Tips:

  • You can only cook one vegetable at a time. This will ensure even cooking and a smooth puree, plus it makes the preparation super easy and quick.
  • You can use mild seasoning like cinnamon, basil, garlic powder, ginger and many more. This makes the food’s taste even better.
  • Always have a bib or towel ready when feeding your baby. Expect a messy table.

Baby foods for first-time parents - Baby's time to eat

7 to 9 months old: Unleash your inner chef

Babies around this age can enjoy various types of purees and mashes. You can now try a more complex combination puree. This is the time to experiment with new flavors and textures. Like we’ve mentioned, there are a lot of recipes floating around the internet that you can follow. On this stage, you can also start training them to hold the spoon and fork properly. In the next few months, they’ll be able to feed themselves and can join in the family meals.

Conclusion

Babies usually reject their first pureed food. Don’t be angry and don’t even try to force-feed them. This is because the taste and texture are new to them. If they refuse, it’s fine, you can try another day or another recipe. If this habit persists, go to your baby’s doctor just to make sure that the resistance is not a sign of a problem.

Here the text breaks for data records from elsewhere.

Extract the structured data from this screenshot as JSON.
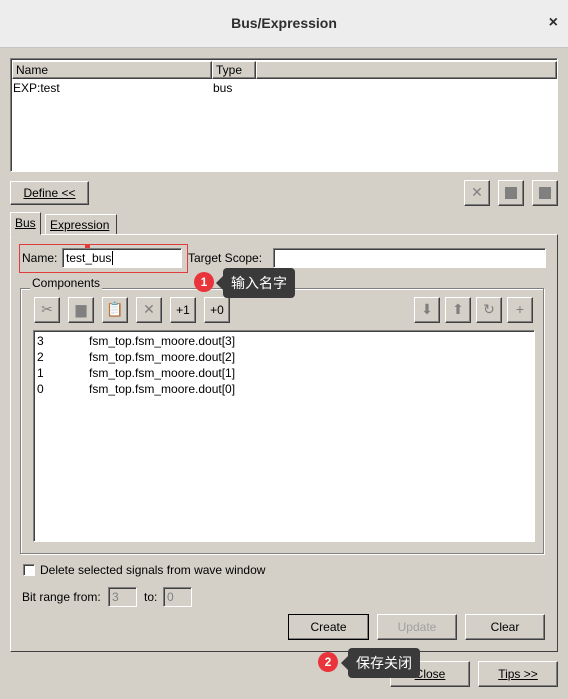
{
  "window": {
    "title": "Bus/Expression",
    "close_glyph": "×"
  },
  "list": {
    "headers": [
      "Name",
      "Type"
    ],
    "rows": [
      {
        "name": "EXP:test",
        "type": "bus"
      }
    ]
  },
  "define_button": "Define <<",
  "right_icons": [
    "delete-icon",
    "square-icon",
    "square-icon"
  ],
  "tabs": [
    "Bus",
    "Expression"
  ],
  "name_label": "Name:",
  "name_value": "test_bus",
  "target_scope_label": "Target Scope:",
  "target_scope_value": "",
  "components_label": "Components",
  "toolbar": {
    "cut": "✂",
    "copy": "▆",
    "paste": "📋",
    "delete": "✕",
    "plus1": "+1",
    "plus0": "+0",
    "down": "⬇",
    "up": "⬆",
    "refresh": "↻",
    "add": "+"
  },
  "components": [
    {
      "index": "3",
      "signal": "fsm_top.fsm_moore.dout[3]"
    },
    {
      "index": "2",
      "signal": "fsm_top.fsm_moore.dout[2]"
    },
    {
      "index": "1",
      "signal": "fsm_top.fsm_moore.dout[1]"
    },
    {
      "index": "0",
      "signal": "fsm_top.fsm_moore.dout[0]"
    }
  ],
  "delete_checkbox_label": "Delete selected signals from wave window",
  "bit_range": {
    "from_label": "Bit range from:",
    "from_value": "3",
    "to_label": "to:",
    "to_value": "0"
  },
  "buttons": {
    "create": "Create",
    "update": "Update",
    "clear": "Clear",
    "close": "Close",
    "tips": "Tips >>"
  },
  "annotations": [
    {
      "number": "1",
      "text": "输入名字"
    },
    {
      "number": "2",
      "text": "保存关闭"
    }
  ]
}
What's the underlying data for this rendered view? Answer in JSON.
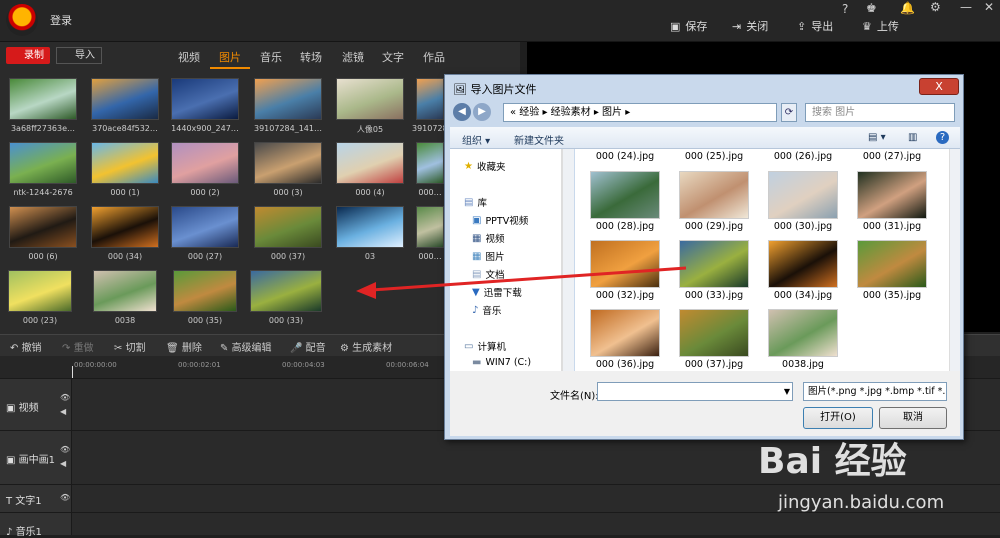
{
  "app": {
    "login": "登录",
    "top_actions": [
      {
        "label": "保存",
        "icon": "save-icon",
        "glyph": "🖫"
      },
      {
        "label": "关闭",
        "icon": "exit-icon",
        "glyph": "⇥"
      },
      {
        "label": "导出",
        "icon": "export-icon",
        "glyph": "⇪"
      },
      {
        "label": "上传",
        "icon": "crown-icon",
        "glyph": "♛"
      }
    ]
  },
  "left_panel": {
    "record_label": "录制",
    "import_label": "导入",
    "tabs": [
      {
        "label": "视频"
      },
      {
        "label": "图片",
        "active": true
      },
      {
        "label": "音乐"
      },
      {
        "label": "转场"
      },
      {
        "label": "滤镜"
      },
      {
        "label": "文字"
      },
      {
        "label": "作品"
      }
    ],
    "media_items": [
      {
        "label": "3a68ff27363e…",
        "colors": [
          "#4a8a3a",
          "#b8d7c4",
          "#2e5a28"
        ]
      },
      {
        "label": "370ace84f532…",
        "colors": [
          "#e0a040",
          "#3366aa",
          "#1a2a44"
        ]
      },
      {
        "label": "1440x900_247…",
        "colors": [
          "#1a3a7a",
          "#4a6fb0",
          "#0b1b3f"
        ]
      },
      {
        "label": "39107284_141…",
        "colors": [
          "#f0a050",
          "#4a7fa8",
          "#2b3a55"
        ]
      },
      {
        "label": "人像05",
        "colors": [
          "#e8e0d0",
          "#aab88a",
          "#8a7060"
        ]
      },
      {
        "label": "39107284…",
        "colors": [
          "#f0a050",
          "#4a7fa8",
          "#2b3a55"
        ]
      },
      {
        "label": "ntk-1244-2676",
        "colors": [
          "#4a90d0",
          "#7ab050",
          "#2e5a28"
        ]
      },
      {
        "label": "000 (1)",
        "colors": [
          "#69b7e8",
          "#f2c230",
          "#3a8ac0"
        ]
      },
      {
        "label": "000 (2)",
        "colors": [
          "#b090c0",
          "#e0a0a0",
          "#6a5a7a"
        ]
      },
      {
        "label": "000 (3)",
        "colors": [
          "#4a4a4a",
          "#c9a070",
          "#2a2a2a"
        ]
      },
      {
        "label": "000 (4)",
        "colors": [
          "#b8d4e8",
          "#e0d0b0",
          "#c04040"
        ]
      },
      {
        "label": "000…",
        "colors": [
          "#4a8a3a",
          "#a0c0e0",
          "#2e5a28"
        ]
      },
      {
        "label": "000 (6)",
        "colors": [
          "#d09050",
          "#201a14",
          "#8a5020"
        ]
      },
      {
        "label": "000 (34)",
        "colors": [
          "#f0a030",
          "#1a1008",
          "#d07020"
        ]
      },
      {
        "label": "000 (27)",
        "colors": [
          "#2a4a8a",
          "#6a90d0",
          "#1a2a55"
        ]
      },
      {
        "label": "000 (37)",
        "colors": [
          "#c08a30",
          "#6a8a3a",
          "#3a4a20"
        ]
      },
      {
        "label": "03",
        "colors": [
          "#0a2a50",
          "#6ab0e0",
          "#e0f0ff"
        ]
      },
      {
        "label": "000…",
        "colors": [
          "#5a8a4a",
          "#c0c0a0",
          "#2a4a2a"
        ]
      },
      {
        "label": "000 (23)",
        "colors": [
          "#a0c060",
          "#f0e060",
          "#4a6a2a"
        ]
      },
      {
        "label": "0038",
        "colors": [
          "#d0c0b0",
          "#6a9a5a",
          "#f0e0d0"
        ]
      },
      {
        "label": "000 (35)",
        "colors": [
          "#5a9a3a",
          "#c08a40",
          "#2a5a1a"
        ]
      },
      {
        "label": "000 (33)",
        "colors": [
          "#3a6aa0",
          "#9ab040",
          "#1a3a2a"
        ]
      }
    ]
  },
  "toolbar": {
    "undo": "撤销",
    "redo": "重做",
    "cut": "切割",
    "delete": "删除",
    "advanced": "高级编辑",
    "dub": "配音",
    "generate": "生成素材"
  },
  "timeline": {
    "ticks": [
      "00:00:00:00",
      "00:00:02:01",
      "00:00:04:03",
      "00:00:06:04"
    ],
    "tracks": [
      {
        "label": "视频"
      },
      {
        "label": "画中画1"
      },
      {
        "label": "文字1"
      },
      {
        "label": "音乐1"
      }
    ]
  },
  "dialog": {
    "title": "导入图片文件",
    "close_label": "X",
    "address": "« 经验 ▸ 经验素材 ▸ 图片 ▸",
    "search_placeholder": "搜索 图片",
    "organize": "组织 ▾",
    "new_folder": "新建文件夹",
    "nav": [
      {
        "label": "收藏夹",
        "icon": "favorites-icon",
        "glyph": "★",
        "color": "#e0b000"
      },
      {
        "label": "库",
        "icon": "library-icon",
        "glyph": "▤",
        "color": "#6a8ac0"
      },
      {
        "label": "PPTV视频",
        "icon": "folder-icon",
        "glyph": "▣",
        "color": "#3a7ac0"
      },
      {
        "label": "视频",
        "icon": "video-icon",
        "glyph": "▦",
        "color": "#3a5a8a"
      },
      {
        "label": "图片",
        "icon": "picture-icon",
        "glyph": "▦",
        "color": "#4a8ac0"
      },
      {
        "label": "文档",
        "icon": "document-icon",
        "glyph": "▤",
        "color": "#8aa0c0"
      },
      {
        "label": "迅雷下载",
        "icon": "download-icon",
        "glyph": "▼",
        "color": "#2a6ac0"
      },
      {
        "label": "音乐",
        "icon": "music-icon",
        "glyph": "♪",
        "color": "#3a6ab0"
      },
      {
        "label": "计算机",
        "icon": "computer-icon",
        "glyph": "▭",
        "color": "#5a7aa0"
      },
      {
        "label": "WIN7 (C:)",
        "icon": "drive-icon",
        "glyph": "▬",
        "color": "#7a8aa0"
      }
    ],
    "header_labels": [
      "000 (24).jpg",
      "000 (25).jpg",
      "000 (26).jpg",
      "000 (27).jpg"
    ],
    "files": [
      {
        "label": "000 (28).jpg",
        "colors": [
          "#a0c0d0",
          "#3a6a3a",
          "#6a8a7a"
        ]
      },
      {
        "label": "000 (29).jpg",
        "colors": [
          "#e8d8c0",
          "#c09070",
          "#f0e8d8"
        ]
      },
      {
        "label": "000 (30).jpg",
        "colors": [
          "#c0d0e0",
          "#e0d0c0",
          "#8aa0b0"
        ]
      },
      {
        "label": "000 (31).jpg",
        "colors": [
          "#203020",
          "#d0a080",
          "#101810"
        ]
      },
      {
        "label": "000 (32).jpg",
        "colors": [
          "#c07020",
          "#f0a040",
          "#4a3010"
        ]
      },
      {
        "label": "000 (33).jpg",
        "colors": [
          "#3a6aa0",
          "#9ab040",
          "#1a3a2a"
        ]
      },
      {
        "label": "000 (34).jpg",
        "colors": [
          "#f0a030",
          "#1a1008",
          "#d07020"
        ]
      },
      {
        "label": "000 (35).jpg",
        "colors": [
          "#5a9a3a",
          "#c08a40",
          "#2a5a1a"
        ]
      },
      {
        "label": "000 (36).jpg",
        "colors": [
          "#c06a20",
          "#f0c090",
          "#3a2010"
        ]
      },
      {
        "label": "000 (37).jpg",
        "colors": [
          "#c08a30",
          "#6a8a3a",
          "#3a4a20"
        ]
      },
      {
        "label": "0038.jpg",
        "colors": [
          "#d0c0b0",
          "#6a9a5a",
          "#f0e0d0"
        ]
      }
    ],
    "filename_label": "文件名(N):",
    "filename_value": "",
    "filetype": "图片(*.png *.jpg *.bmp *.tif *.",
    "open_label": "打开(O)",
    "cancel_label": "取消"
  },
  "watermark": {
    "line1": "Bai 经验",
    "line2": "jingyan.baidu.com"
  }
}
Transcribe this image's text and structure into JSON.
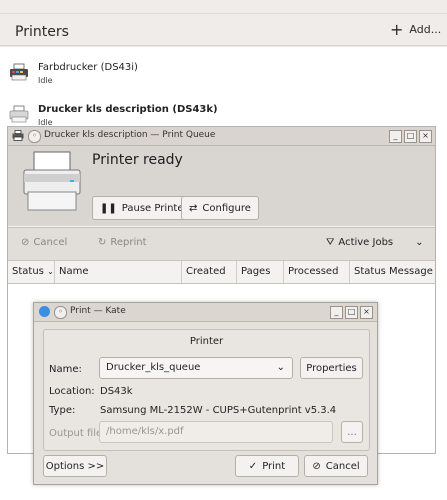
{
  "settings": {
    "title": "Printers",
    "add_label": "Add...",
    "printers": [
      {
        "name": "Farbdrucker (DS43i)",
        "state": "Idle"
      },
      {
        "name": "Drucker kls description (DS43k)",
        "state": "Idle"
      }
    ]
  },
  "queue_window": {
    "title": "Drucker kls description — Print Queue",
    "status": "Printer ready",
    "pause_label": "Pause Printer",
    "configure_label": "Configure",
    "cancel_label": "Cancel",
    "reprint_label": "Reprint",
    "filter_label": "Active Jobs",
    "columns": [
      "Status",
      "Name",
      "Created",
      "Pages",
      "Processed",
      "Status Message"
    ]
  },
  "print_dialog": {
    "title": "Print — Kate",
    "group_title": "Printer",
    "name_label": "Name:",
    "name_value": "Drucker_kls_queue",
    "properties_label": "Properties",
    "location_label": "Location:",
    "location_value": "DS43k",
    "type_label": "Type:",
    "type_value": "Samsung ML-2152W - CUPS+Gutenprint v5.3.4",
    "output_label": "Output file:",
    "output_value": "/home/kls/x.pdf",
    "browse_label": "...",
    "options_label": "Options >>",
    "print_label": "Print",
    "cancel_label": "Cancel"
  }
}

Being a new parent will require a huge amount of patience and understanding especially because your baby will not like each and every food you will prepare, that’s guaranteed. But whenever you feel tired, just look at your baby’s sloppy tray, gooey hands and sticky face! That’ll crack you up. It’ll be great to capture moments like this too, so when they’re older you can show pictures and videos of them wiping their face with puree!